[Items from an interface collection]
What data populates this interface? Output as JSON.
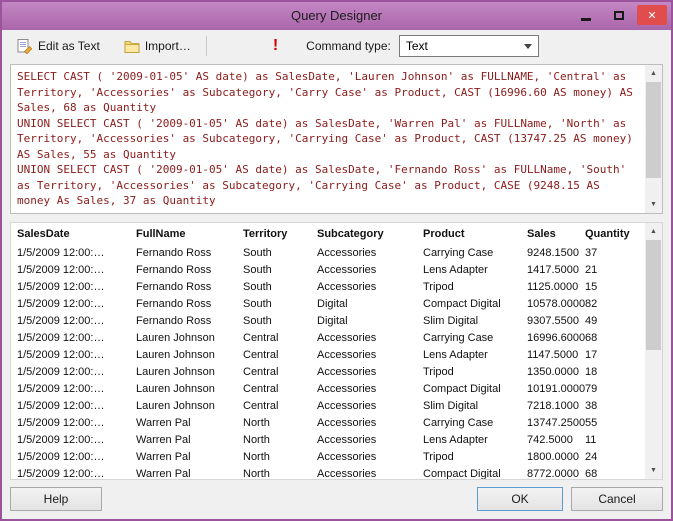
{
  "window": {
    "title": "Query Designer"
  },
  "colors": {
    "titlebar_top": "#c487c4",
    "titlebar_bottom": "#aa66aa",
    "window_border": "#9b549b",
    "close_button": "#e14c4c",
    "sql_text": "#8b1a1a"
  },
  "toolbar": {
    "edit_as_text_label": "Edit as Text",
    "import_label": "Import…",
    "command_type_label": "Command type:",
    "command_type_value": "Text"
  },
  "sql": {
    "text": "SELECT CAST ( '2009-01-05' AS date) as SalesDate, 'Lauren Johnson' as FULLNAME, 'Central' as Territory, 'Accessories' as Subcategory, 'Carry Case' as Product, CAST (16996.60 AS money) AS Sales, 68 as Quantity\nUNION SELECT CAST ( '2009-01-05' AS date) as SalesDate, 'Warren Pal' as FULLName, 'North' as Territory, 'Accessories' as Subcategory, 'Carrying Case' as Product, CAST (13747.25 AS money) AS Sales, 55 as Quantity\nUNION SELECT CAST ( '2009-01-05' AS date) as SalesDate, 'Fernando Ross' as FULLName, 'South' as Territory, 'Accessories' as Subcategory, 'Carrying Case' as Product, CASE (9248.15 AS money As Sales, 37 as Quantity"
  },
  "grid": {
    "columns": [
      "SalesDate",
      "FullName",
      "Territory",
      "Subcategory",
      "Product",
      "Sales",
      "Quantity"
    ],
    "rows": [
      [
        "1/5/2009 12:00:…",
        "Fernando Ross",
        "South",
        "Accessories",
        "Carrying Case",
        "9248.1500",
        "37"
      ],
      [
        "1/5/2009 12:00:…",
        "Fernando Ross",
        "South",
        "Accessories",
        "Lens Adapter",
        "1417.5000",
        "21"
      ],
      [
        "1/5/2009 12:00:…",
        "Fernando Ross",
        "South",
        "Accessories",
        "Tripod",
        "1125.0000",
        "15"
      ],
      [
        "1/5/2009 12:00:…",
        "Fernando Ross",
        "South",
        "Digital",
        "Compact Digital",
        "10578.0000",
        "82"
      ],
      [
        "1/5/2009 12:00:…",
        "Fernando Ross",
        "South",
        "Digital",
        "Slim Digital",
        "9307.5500",
        "49"
      ],
      [
        "1/5/2009 12:00:…",
        "Lauren Johnson",
        "Central",
        "Accessories",
        "Carrying Case",
        "16996.6000",
        "68"
      ],
      [
        "1/5/2009 12:00:…",
        "Lauren Johnson",
        "Central",
        "Accessories",
        "Lens Adapter",
        "1147.5000",
        "17"
      ],
      [
        "1/5/2009 12:00:…",
        "Lauren Johnson",
        "Central",
        "Accessories",
        "Tripod",
        "1350.0000",
        "18"
      ],
      [
        "1/5/2009 12:00:…",
        "Lauren Johnson",
        "Central",
        "Accessories",
        "Compact Digital",
        "10191.0000",
        "79"
      ],
      [
        "1/5/2009 12:00:…",
        "Lauren Johnson",
        "Central",
        "Accessories",
        "Slim Digital",
        "7218.1000",
        "38"
      ],
      [
        "1/5/2009 12:00:…",
        "Warren Pal",
        "North",
        "Accessories",
        "Carrying Case",
        "13747.2500",
        "55"
      ],
      [
        "1/5/2009 12:00:…",
        "Warren Pal",
        "North",
        "Accessories",
        "Lens Adapter",
        "742.5000",
        "11"
      ],
      [
        "1/5/2009 12:00:…",
        "Warren Pal",
        "North",
        "Accessories",
        "Tripod",
        "1800.0000",
        "24"
      ],
      [
        "1/5/2009 12:00:…",
        "Warren Pal",
        "North",
        "Accessories",
        "Compact Digital",
        "8772.0000",
        "68"
      ]
    ]
  },
  "footer": {
    "help_label": "Help",
    "ok_label": "OK",
    "cancel_label": "Cancel"
  }
}
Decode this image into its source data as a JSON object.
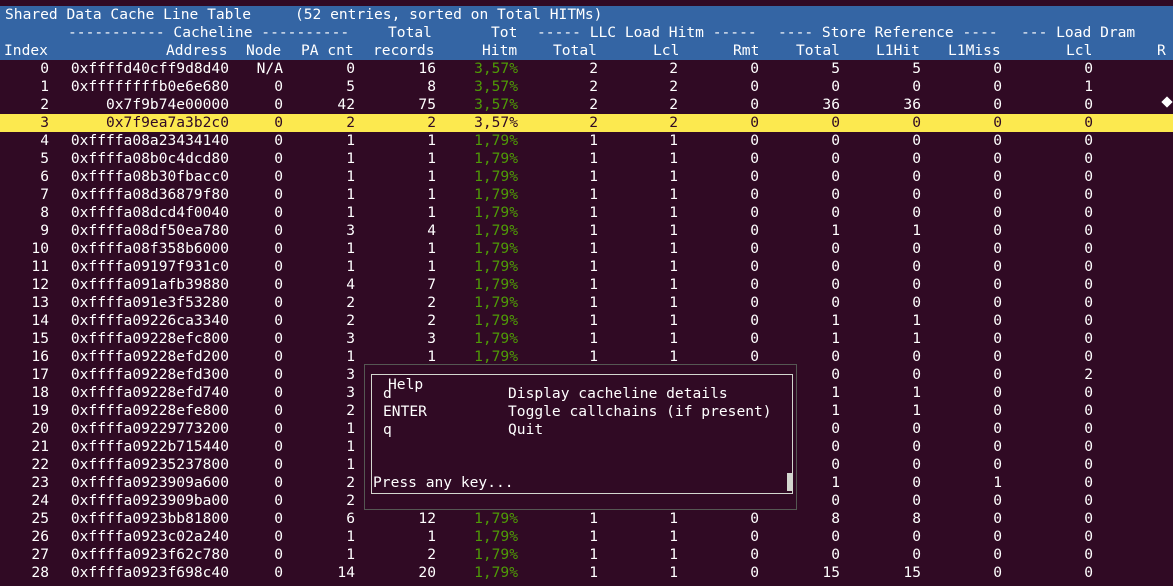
{
  "header": {
    "title": "Shared Data Cache Line Table     (52 entries, sorted on Total HITMs)",
    "group": {
      "cacheline": "----------- Cacheline ----------",
      "total": "Total",
      "tot": "Tot",
      "llc": "----- LLC Load Hitm -----",
      "store": "---- Store Reference ----",
      "dram": "--- Load Dram"
    },
    "columns": {
      "index": "Index",
      "address": "Address",
      "node": "Node",
      "pa_cnt": "PA cnt",
      "records": "records",
      "hitm": "Hitm",
      "llc_total": "Total",
      "llc_lcl": "Lcl",
      "llc_rmt": "Rmt",
      "st_total": "Total",
      "l1hit": "L1Hit",
      "l1miss": "L1Miss",
      "dram_lcl": "Lcl",
      "dram_r": "R"
    }
  },
  "rows": [
    [
      "0",
      "0xffffd40cff9d8d40",
      "N/A",
      "0",
      "16",
      "3,57%",
      "2",
      "2",
      "0",
      "5",
      "5",
      "0",
      "0"
    ],
    [
      "1",
      "0xffffffffb0e6e680",
      "0",
      "5",
      "8",
      "3,57%",
      "2",
      "2",
      "0",
      "0",
      "0",
      "0",
      "1"
    ],
    [
      "2",
      "0x7f9b74e00000",
      "0",
      "42",
      "75",
      "3,57%",
      "2",
      "2",
      "0",
      "36",
      "36",
      "0",
      "0"
    ],
    [
      "3",
      "0x7f9ea7a3b2c0",
      "0",
      "2",
      "2",
      "3,57%",
      "2",
      "2",
      "0",
      "0",
      "0",
      "0",
      "0"
    ],
    [
      "4",
      "0xffffa08a23434140",
      "0",
      "1",
      "1",
      "1,79%",
      "1",
      "1",
      "0",
      "0",
      "0",
      "0",
      "0"
    ],
    [
      "5",
      "0xffffa08b0c4dcd80",
      "0",
      "1",
      "1",
      "1,79%",
      "1",
      "1",
      "0",
      "0",
      "0",
      "0",
      "0"
    ],
    [
      "6",
      "0xffffa08b30fbacc0",
      "0",
      "1",
      "1",
      "1,79%",
      "1",
      "1",
      "0",
      "0",
      "0",
      "0",
      "0"
    ],
    [
      "7",
      "0xffffa08d36879f80",
      "0",
      "1",
      "1",
      "1,79%",
      "1",
      "1",
      "0",
      "0",
      "0",
      "0",
      "0"
    ],
    [
      "8",
      "0xffffa08dcd4f0040",
      "0",
      "1",
      "1",
      "1,79%",
      "1",
      "1",
      "0",
      "0",
      "0",
      "0",
      "0"
    ],
    [
      "9",
      "0xffffa08df50ea780",
      "0",
      "3",
      "4",
      "1,79%",
      "1",
      "1",
      "0",
      "1",
      "1",
      "0",
      "0"
    ],
    [
      "10",
      "0xffffa08f358b6000",
      "0",
      "1",
      "1",
      "1,79%",
      "1",
      "1",
      "0",
      "0",
      "0",
      "0",
      "0"
    ],
    [
      "11",
      "0xffffa09197f931c0",
      "0",
      "1",
      "1",
      "1,79%",
      "1",
      "1",
      "0",
      "0",
      "0",
      "0",
      "0"
    ],
    [
      "12",
      "0xffffa091afb39880",
      "0",
      "4",
      "7",
      "1,79%",
      "1",
      "1",
      "0",
      "0",
      "0",
      "0",
      "0"
    ],
    [
      "13",
      "0xffffa091e3f53280",
      "0",
      "2",
      "2",
      "1,79%",
      "1",
      "1",
      "0",
      "0",
      "0",
      "0",
      "0"
    ],
    [
      "14",
      "0xffffa09226ca3340",
      "0",
      "2",
      "2",
      "1,79%",
      "1",
      "1",
      "0",
      "1",
      "1",
      "0",
      "0"
    ],
    [
      "15",
      "0xffffa09228efc800",
      "0",
      "3",
      "3",
      "1,79%",
      "1",
      "1",
      "0",
      "1",
      "1",
      "0",
      "0"
    ],
    [
      "16",
      "0xffffa09228efd200",
      "0",
      "1",
      "1",
      "1,79%",
      "1",
      "1",
      "0",
      "0",
      "0",
      "0",
      "0"
    ],
    [
      "17",
      "0xffffa09228efd300",
      "0",
      "3",
      "",
      "",
      "",
      "",
      "",
      "0",
      "0",
      "0",
      "2"
    ],
    [
      "18",
      "0xffffa09228efd740",
      "0",
      "3",
      "",
      "",
      "",
      "",
      "",
      "1",
      "1",
      "0",
      "0"
    ],
    [
      "19",
      "0xffffa09228efe800",
      "0",
      "2",
      "",
      "",
      "",
      "",
      "",
      "1",
      "1",
      "0",
      "0"
    ],
    [
      "20",
      "0xffffa09229773200",
      "0",
      "1",
      "",
      "",
      "",
      "",
      "",
      "0",
      "0",
      "0",
      "0"
    ],
    [
      "21",
      "0xffffa0922b715440",
      "0",
      "1",
      "",
      "",
      "",
      "",
      "",
      "0",
      "0",
      "0",
      "0"
    ],
    [
      "22",
      "0xffffa09235237800",
      "0",
      "1",
      "",
      "",
      "",
      "",
      "",
      "0",
      "0",
      "0",
      "0"
    ],
    [
      "23",
      "0xffffa0923909a600",
      "0",
      "2",
      "",
      "",
      "",
      "",
      "",
      "1",
      "0",
      "1",
      "0"
    ],
    [
      "24",
      "0xffffa0923909ba00",
      "0",
      "2",
      "",
      "",
      "",
      "",
      "",
      "0",
      "0",
      "0",
      "0"
    ],
    [
      "25",
      "0xffffa0923bb81800",
      "0",
      "6",
      "12",
      "1,79%",
      "1",
      "1",
      "0",
      "8",
      "8",
      "0",
      "0"
    ],
    [
      "26",
      "0xffffa0923c02a240",
      "0",
      "1",
      "1",
      "1,79%",
      "1",
      "1",
      "0",
      "0",
      "0",
      "0",
      "0"
    ],
    [
      "27",
      "0xffffa0923f62c780",
      "0",
      "1",
      "2",
      "1,79%",
      "1",
      "1",
      "0",
      "0",
      "0",
      "0",
      "0"
    ],
    [
      "28",
      "0xffffa0923f698c40",
      "0",
      "14",
      "20",
      "1,79%",
      "1",
      "1",
      "0",
      "15",
      "15",
      "0",
      "0"
    ]
  ],
  "selected_index": 3,
  "help": {
    "title": "Help",
    "items": [
      {
        "key": "d",
        "desc": "Display cacheline details"
      },
      {
        "key": "ENTER",
        "desc": "Toggle callchains (if present)"
      },
      {
        "key": "q",
        "desc": "Quit"
      }
    ],
    "prompt": "Press any key..."
  },
  "colors": {
    "background": "#300a24",
    "header": "#3465a4",
    "selected_row": "#fce94f",
    "hitm_percent": "#4e9a06"
  }
}
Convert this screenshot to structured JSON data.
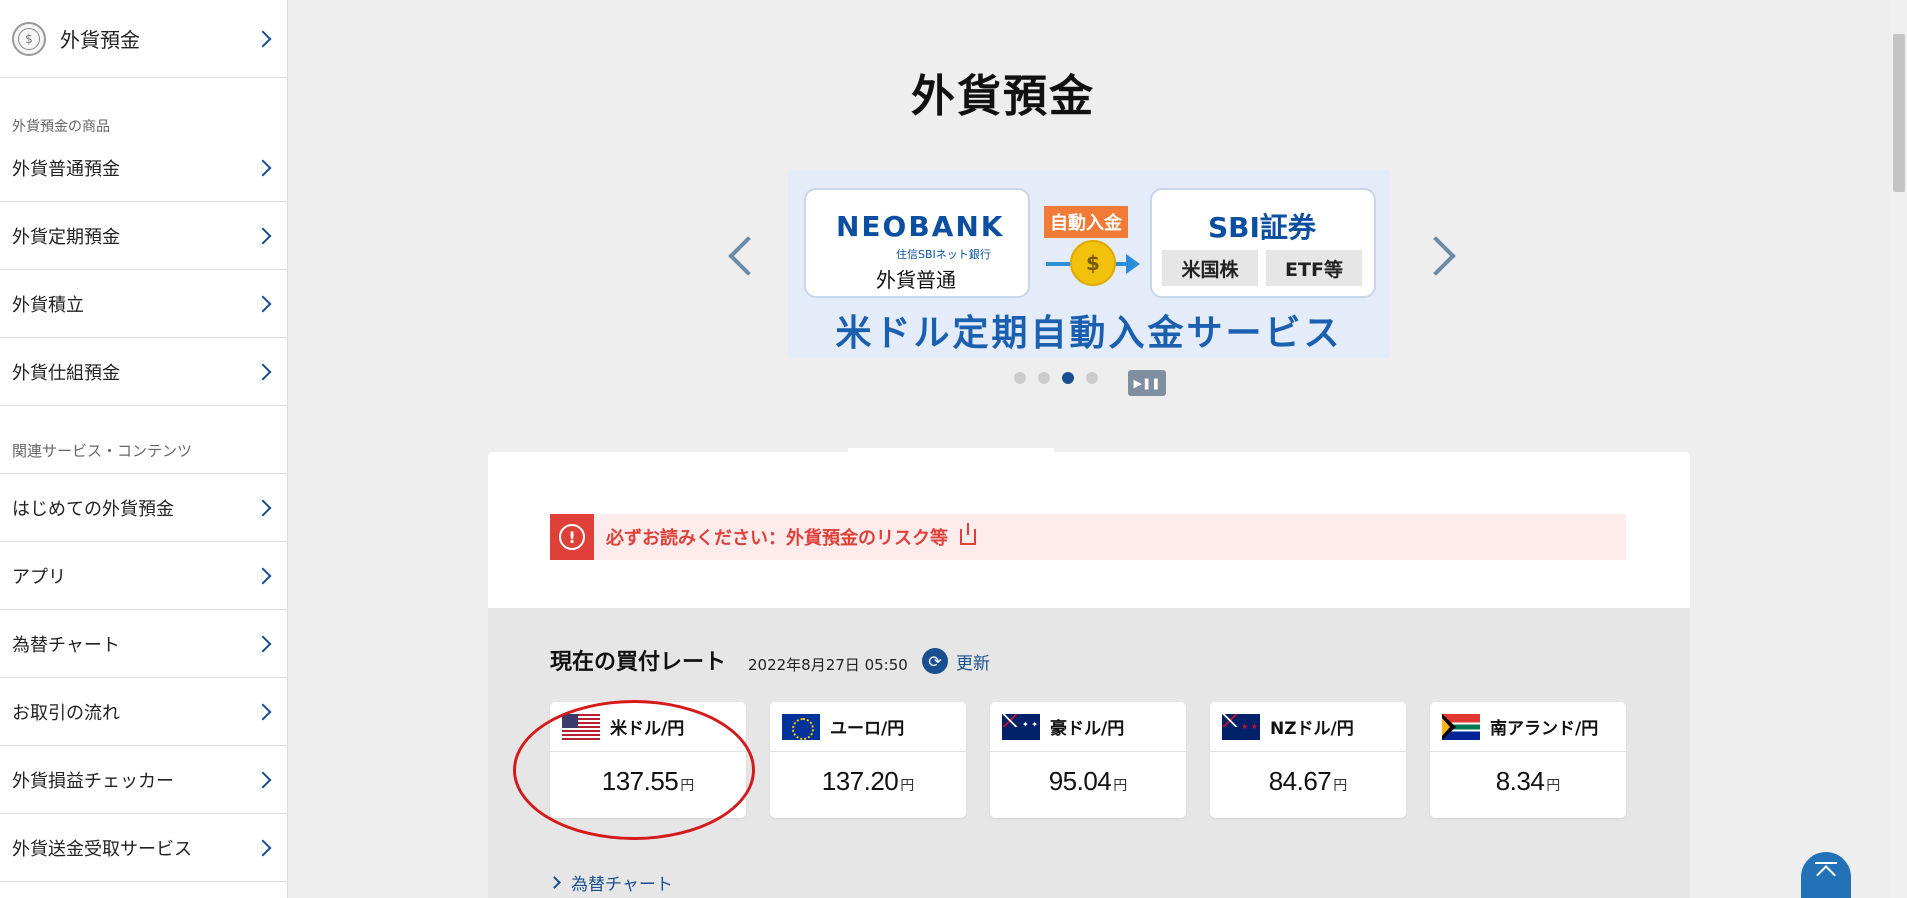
{
  "sidebar": {
    "top": {
      "label": "外貨預金",
      "icon": "dollar-coin-icon"
    },
    "section1": "外貨預金の商品",
    "products": [
      {
        "label": "外貨普通預金"
      },
      {
        "label": "外貨定期預金"
      },
      {
        "label": "外貨積立"
      },
      {
        "label": "外貨仕組預金"
      }
    ],
    "section2": "関連サービス・コンテンツ",
    "services": [
      {
        "label": "はじめての外貨預金"
      },
      {
        "label": "アプリ"
      },
      {
        "label": "為替チャート"
      },
      {
        "label": "お取引の流れ"
      },
      {
        "label": "外貨損益チェッカー"
      },
      {
        "label": "外貨送金受取サービス"
      }
    ]
  },
  "main": {
    "title": "外貨預金",
    "banner": {
      "neo_logo": "NEOBANK",
      "neo_sub": "住信SBIネット銀行",
      "neo_account": "外貨普通",
      "auto_tag": "自動入金",
      "coin": "$",
      "sbi_logo": "SBI証券",
      "chip1": "米国株",
      "chip2": "ETF等",
      "title": "米ドル定期自動入金サービス"
    },
    "carousel": {
      "dots": 4,
      "active_index": 2,
      "pause_label": "▶❚❚"
    },
    "alert": {
      "text": "必ずお読みください：外貨預金のリスク等"
    },
    "rates": {
      "title": "現在の買付レート",
      "timestamp": "2022年8月27日 05:50",
      "refresh_label": "更新",
      "items": [
        {
          "pair": "米ドル/円",
          "value": "137.55",
          "unit": "円",
          "flag": "us"
        },
        {
          "pair": "ユーロ/円",
          "value": "137.20",
          "unit": "円",
          "flag": "eu"
        },
        {
          "pair": "豪ドル/円",
          "value": "95.04",
          "unit": "円",
          "flag": "au"
        },
        {
          "pair": "NZドル/円",
          "value": "84.67",
          "unit": "円",
          "flag": "nz"
        },
        {
          "pair": "南アランド/円",
          "value": "8.34",
          "unit": "円",
          "flag": "za"
        }
      ],
      "chart_link": "為替チャート"
    }
  },
  "colors": {
    "brand_blue": "#1a4f8f",
    "alert_red": "#e0403a",
    "highlight": "#d41a1a"
  }
}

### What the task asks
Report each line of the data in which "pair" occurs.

### Solution for this exercise
          "pair": "米ドル/円",
          "pair": "ユーロ/円",
          "pair": "豪ドル/円",
          "pair": "NZドル/円",
          "pair": "南アランド/円",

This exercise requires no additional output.